**Work to be completed**. Every line that contains "Prepare" must be located and copied from the data.

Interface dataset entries
<<<<
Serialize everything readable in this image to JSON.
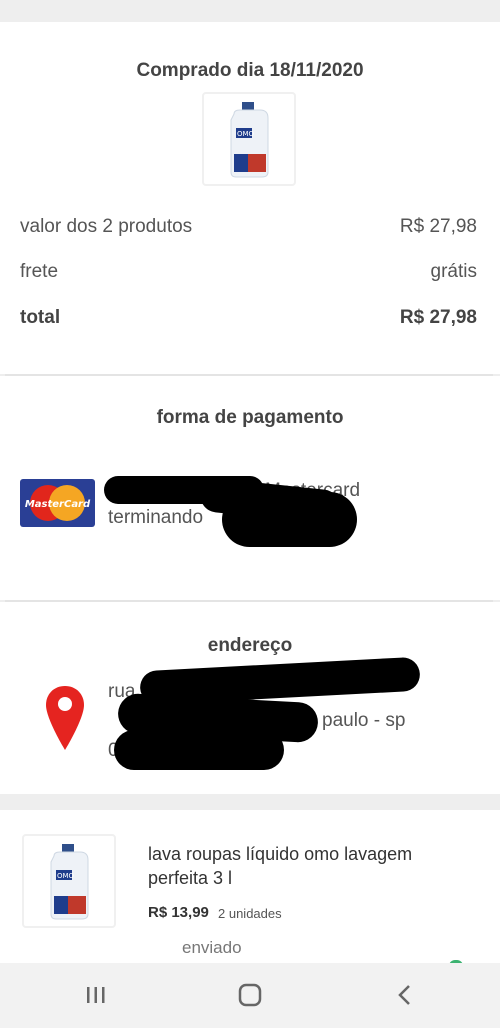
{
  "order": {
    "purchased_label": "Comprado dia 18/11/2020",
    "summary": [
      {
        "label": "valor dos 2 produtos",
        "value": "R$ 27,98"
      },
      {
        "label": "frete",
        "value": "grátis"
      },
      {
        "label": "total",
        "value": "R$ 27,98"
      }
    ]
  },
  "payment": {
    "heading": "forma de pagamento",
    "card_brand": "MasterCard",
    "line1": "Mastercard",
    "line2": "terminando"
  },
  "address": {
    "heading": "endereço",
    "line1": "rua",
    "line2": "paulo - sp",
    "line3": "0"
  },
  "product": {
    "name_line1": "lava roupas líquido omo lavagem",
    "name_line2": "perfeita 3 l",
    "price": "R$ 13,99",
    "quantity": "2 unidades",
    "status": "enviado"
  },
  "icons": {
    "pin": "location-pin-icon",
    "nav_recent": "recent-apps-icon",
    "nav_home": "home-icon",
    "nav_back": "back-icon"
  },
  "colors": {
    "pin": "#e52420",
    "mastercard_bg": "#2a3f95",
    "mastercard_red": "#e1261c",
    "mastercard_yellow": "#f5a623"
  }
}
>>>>
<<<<
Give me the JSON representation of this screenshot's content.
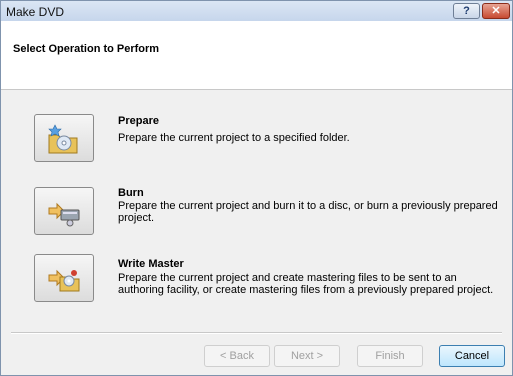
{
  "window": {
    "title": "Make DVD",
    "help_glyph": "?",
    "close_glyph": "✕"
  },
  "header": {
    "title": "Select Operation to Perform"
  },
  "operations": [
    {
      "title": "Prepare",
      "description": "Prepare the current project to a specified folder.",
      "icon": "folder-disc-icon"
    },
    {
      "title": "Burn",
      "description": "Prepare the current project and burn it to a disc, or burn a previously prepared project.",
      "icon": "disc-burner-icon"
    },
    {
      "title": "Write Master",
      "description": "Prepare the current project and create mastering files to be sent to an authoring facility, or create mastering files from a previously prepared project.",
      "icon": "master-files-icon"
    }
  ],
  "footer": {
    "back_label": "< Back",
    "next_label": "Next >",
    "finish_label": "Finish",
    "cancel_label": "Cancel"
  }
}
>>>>
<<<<
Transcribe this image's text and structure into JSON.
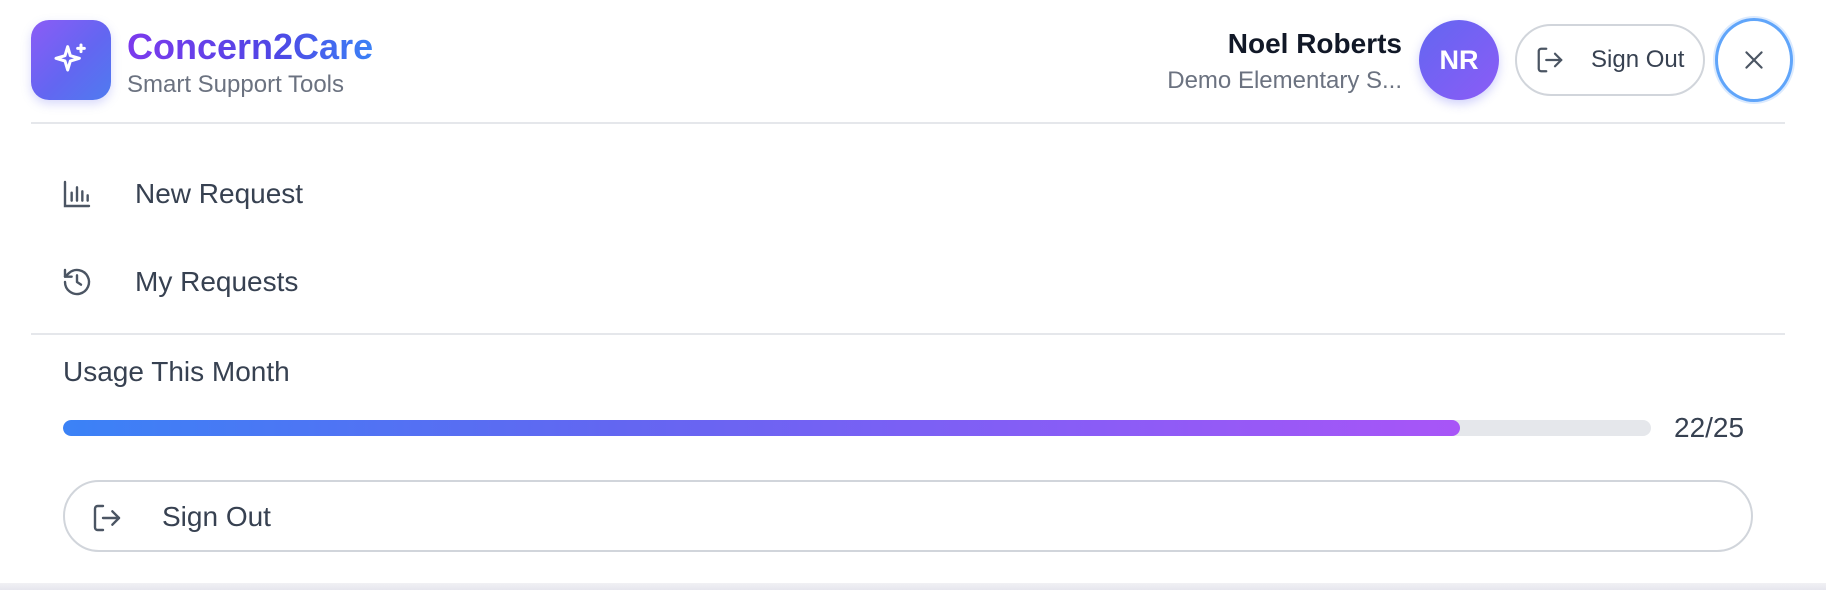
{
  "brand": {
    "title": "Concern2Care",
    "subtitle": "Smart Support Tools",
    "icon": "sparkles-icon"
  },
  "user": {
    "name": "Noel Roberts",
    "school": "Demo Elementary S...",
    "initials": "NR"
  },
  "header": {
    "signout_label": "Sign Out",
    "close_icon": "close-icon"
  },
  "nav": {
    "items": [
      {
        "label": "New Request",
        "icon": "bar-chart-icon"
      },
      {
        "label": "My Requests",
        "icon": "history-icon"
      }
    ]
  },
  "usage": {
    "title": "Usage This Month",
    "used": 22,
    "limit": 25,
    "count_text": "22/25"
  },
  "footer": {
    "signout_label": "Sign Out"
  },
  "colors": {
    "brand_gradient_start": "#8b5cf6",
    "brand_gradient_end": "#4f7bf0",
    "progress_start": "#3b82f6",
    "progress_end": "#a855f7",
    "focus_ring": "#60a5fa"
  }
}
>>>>
**Response**.
      "title": "Prepare",
      "description": "Prepare the current project to a specified folder.",
      "description": "Prepare the current project and burn it to a disc, or burn a previously prepared project.",
      "description": "Prepare the current project and create mastering files to be sent to an authoring facility, or create mastering files from a previously prepared project.",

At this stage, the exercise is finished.